**Assigned task**.
Which lines of the records below contain the word "Static"? Copy each of them out.
- Opening Delimiter -
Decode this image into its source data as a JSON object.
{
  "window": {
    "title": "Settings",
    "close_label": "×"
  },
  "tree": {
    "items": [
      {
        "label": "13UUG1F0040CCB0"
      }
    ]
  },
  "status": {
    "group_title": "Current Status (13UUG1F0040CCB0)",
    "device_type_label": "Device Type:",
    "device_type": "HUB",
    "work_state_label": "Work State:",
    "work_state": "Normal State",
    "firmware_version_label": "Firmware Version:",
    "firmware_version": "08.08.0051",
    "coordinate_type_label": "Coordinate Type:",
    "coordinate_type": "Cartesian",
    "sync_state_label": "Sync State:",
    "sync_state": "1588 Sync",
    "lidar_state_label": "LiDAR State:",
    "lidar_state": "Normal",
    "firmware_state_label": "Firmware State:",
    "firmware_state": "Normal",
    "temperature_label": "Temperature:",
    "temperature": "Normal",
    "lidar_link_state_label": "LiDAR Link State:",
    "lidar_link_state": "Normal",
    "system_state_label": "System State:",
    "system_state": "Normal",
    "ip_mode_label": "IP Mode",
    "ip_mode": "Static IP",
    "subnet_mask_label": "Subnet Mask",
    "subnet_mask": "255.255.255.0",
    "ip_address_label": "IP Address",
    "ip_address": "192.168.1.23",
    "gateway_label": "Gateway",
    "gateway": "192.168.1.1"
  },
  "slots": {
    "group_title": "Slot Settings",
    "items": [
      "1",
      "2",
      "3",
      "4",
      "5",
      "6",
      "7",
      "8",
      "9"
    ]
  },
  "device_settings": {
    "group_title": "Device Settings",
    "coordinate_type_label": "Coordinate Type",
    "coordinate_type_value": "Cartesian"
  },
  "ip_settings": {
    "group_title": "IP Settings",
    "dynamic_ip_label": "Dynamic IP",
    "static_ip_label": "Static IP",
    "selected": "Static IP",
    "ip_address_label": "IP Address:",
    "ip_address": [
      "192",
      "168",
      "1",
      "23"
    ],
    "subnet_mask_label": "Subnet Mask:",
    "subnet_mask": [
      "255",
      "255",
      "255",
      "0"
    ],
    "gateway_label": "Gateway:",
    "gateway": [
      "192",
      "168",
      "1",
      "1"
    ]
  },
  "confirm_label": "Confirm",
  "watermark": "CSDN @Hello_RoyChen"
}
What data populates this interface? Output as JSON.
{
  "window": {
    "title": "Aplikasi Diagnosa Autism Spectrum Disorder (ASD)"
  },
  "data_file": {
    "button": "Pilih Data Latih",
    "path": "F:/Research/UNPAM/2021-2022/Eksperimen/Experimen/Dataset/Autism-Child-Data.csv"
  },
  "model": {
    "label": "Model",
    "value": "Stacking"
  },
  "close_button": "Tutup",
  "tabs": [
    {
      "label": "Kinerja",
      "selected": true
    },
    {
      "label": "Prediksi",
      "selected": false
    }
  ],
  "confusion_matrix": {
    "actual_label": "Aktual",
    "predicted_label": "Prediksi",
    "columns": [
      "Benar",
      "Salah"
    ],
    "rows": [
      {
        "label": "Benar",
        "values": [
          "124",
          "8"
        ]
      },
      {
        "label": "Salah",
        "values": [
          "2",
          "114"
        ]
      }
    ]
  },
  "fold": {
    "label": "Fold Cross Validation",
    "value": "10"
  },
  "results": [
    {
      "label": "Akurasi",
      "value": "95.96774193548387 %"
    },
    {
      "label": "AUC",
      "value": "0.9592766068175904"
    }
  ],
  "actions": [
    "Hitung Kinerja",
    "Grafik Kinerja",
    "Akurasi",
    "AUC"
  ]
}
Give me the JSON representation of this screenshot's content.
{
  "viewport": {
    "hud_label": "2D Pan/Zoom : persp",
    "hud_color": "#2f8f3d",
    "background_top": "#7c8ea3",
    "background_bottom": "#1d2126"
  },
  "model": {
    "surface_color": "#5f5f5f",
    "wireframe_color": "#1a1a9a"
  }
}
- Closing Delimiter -
**Answer space**.
    "ip_mode": "Static IP",
    "static_ip_label": "Static IP",
    "selected": "Static IP",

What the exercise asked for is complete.